Entrepreneurs’ Relief (ER) was introduced in 2008 as the successor to Business Asset Taper Relief. Essentially, it’s a tax break designed to encourage entrepreneurs to invest in and boost the small business market.
ER is the relief available that reduces the Capital Gains Tax rate to 10% for those that qualify when disposing of shares in a trading company, or part or all of a trading business up to a lifetime limit of £10m.
Research by the Institute for Fiscal Studies (IFS) in October 2019 and reported by The Guardian suggested that low rates of CGT have failed to boost investment in UK businesses but have provided large tax savings for company owners. The IFS found no evidence that tax-motivated retention of profits translates into more investment in business capital; profits retained with companies are held as cash or other liquid assets.
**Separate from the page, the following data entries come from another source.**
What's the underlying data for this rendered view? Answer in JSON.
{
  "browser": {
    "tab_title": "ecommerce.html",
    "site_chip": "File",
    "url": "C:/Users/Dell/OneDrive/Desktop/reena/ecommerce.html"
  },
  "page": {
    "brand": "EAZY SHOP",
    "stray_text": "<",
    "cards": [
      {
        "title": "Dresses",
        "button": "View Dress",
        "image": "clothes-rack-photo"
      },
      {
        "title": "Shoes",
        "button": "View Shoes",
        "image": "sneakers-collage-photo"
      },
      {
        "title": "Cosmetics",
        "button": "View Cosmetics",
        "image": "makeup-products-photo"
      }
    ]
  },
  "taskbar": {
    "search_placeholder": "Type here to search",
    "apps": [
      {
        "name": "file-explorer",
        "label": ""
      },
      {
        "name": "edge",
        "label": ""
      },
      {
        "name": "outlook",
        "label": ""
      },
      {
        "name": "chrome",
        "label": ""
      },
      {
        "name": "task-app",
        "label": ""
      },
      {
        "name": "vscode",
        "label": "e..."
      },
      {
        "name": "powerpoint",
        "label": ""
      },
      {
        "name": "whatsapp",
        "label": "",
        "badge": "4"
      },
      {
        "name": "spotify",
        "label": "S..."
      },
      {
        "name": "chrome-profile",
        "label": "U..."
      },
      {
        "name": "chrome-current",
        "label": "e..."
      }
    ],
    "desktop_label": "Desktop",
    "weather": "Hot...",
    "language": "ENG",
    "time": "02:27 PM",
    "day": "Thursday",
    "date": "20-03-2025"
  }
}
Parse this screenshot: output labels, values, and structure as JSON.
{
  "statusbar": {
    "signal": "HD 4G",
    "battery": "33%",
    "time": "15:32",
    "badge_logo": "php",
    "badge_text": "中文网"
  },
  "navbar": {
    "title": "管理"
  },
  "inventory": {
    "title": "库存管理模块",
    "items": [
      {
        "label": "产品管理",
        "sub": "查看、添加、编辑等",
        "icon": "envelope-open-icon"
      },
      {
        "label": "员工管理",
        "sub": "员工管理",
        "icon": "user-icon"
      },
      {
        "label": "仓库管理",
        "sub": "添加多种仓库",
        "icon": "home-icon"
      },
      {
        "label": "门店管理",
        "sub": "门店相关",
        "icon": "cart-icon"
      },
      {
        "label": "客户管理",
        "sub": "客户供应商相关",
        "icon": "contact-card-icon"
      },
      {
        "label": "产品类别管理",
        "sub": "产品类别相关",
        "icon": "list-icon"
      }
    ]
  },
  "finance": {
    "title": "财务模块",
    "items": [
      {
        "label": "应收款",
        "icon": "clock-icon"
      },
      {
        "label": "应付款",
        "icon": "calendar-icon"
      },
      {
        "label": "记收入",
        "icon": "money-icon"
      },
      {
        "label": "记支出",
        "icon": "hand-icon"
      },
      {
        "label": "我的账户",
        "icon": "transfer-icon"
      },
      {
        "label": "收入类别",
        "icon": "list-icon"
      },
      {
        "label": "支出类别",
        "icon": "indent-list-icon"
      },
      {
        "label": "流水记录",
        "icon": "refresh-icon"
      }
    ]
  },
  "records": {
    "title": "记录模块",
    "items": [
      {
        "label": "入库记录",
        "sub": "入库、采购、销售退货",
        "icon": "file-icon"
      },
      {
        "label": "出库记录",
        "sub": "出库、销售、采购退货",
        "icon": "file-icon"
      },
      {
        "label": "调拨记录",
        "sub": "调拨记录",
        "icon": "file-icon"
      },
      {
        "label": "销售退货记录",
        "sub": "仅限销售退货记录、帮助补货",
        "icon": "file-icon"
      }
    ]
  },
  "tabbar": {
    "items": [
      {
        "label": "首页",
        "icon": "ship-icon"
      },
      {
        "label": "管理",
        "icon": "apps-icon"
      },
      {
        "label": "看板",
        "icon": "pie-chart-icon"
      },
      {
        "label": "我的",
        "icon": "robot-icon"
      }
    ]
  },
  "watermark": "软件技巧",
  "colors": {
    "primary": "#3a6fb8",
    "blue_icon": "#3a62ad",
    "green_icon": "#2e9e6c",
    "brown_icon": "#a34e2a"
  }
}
The IFS stated that Entrepreneurs’ Relief cost the government about £2.4bn a year in lost income and was not working as intended.
In December 2019 The Times and the Daily Mail referenced the same research, as attention turned to March’s budget and the question of how the Conservatives will fund their recent election pledges. Their manifesto prohibits rises in income tax, National Insurance and VAT and promised to review and reform ER, one of the tax measures that in the party’s view, has ‘not fully delivered on [its] objectives’.
Several commentators interpret this 'reform' as probably meaning complete abolition, a move advocated by Former Permanent Secretary of HMRC and former Director General in HM Treasury, Sir Edward Troup, who has recently called on the Government to scrap Entrepreneurs’ Relief claiming that ER has “minimal impact on encouraging entrepreneurship in the UK”. Given Sir Edward’s former roles, there is a real possibility a policy to remove or amend ER could appear in the next budget.
It is clear that ER and other capital tax reliefs are under review, so it is vital that business owners take advice and plan accordingly.
For more information or to discuss this further, please contact Alison on 01793 818300 or send her an email.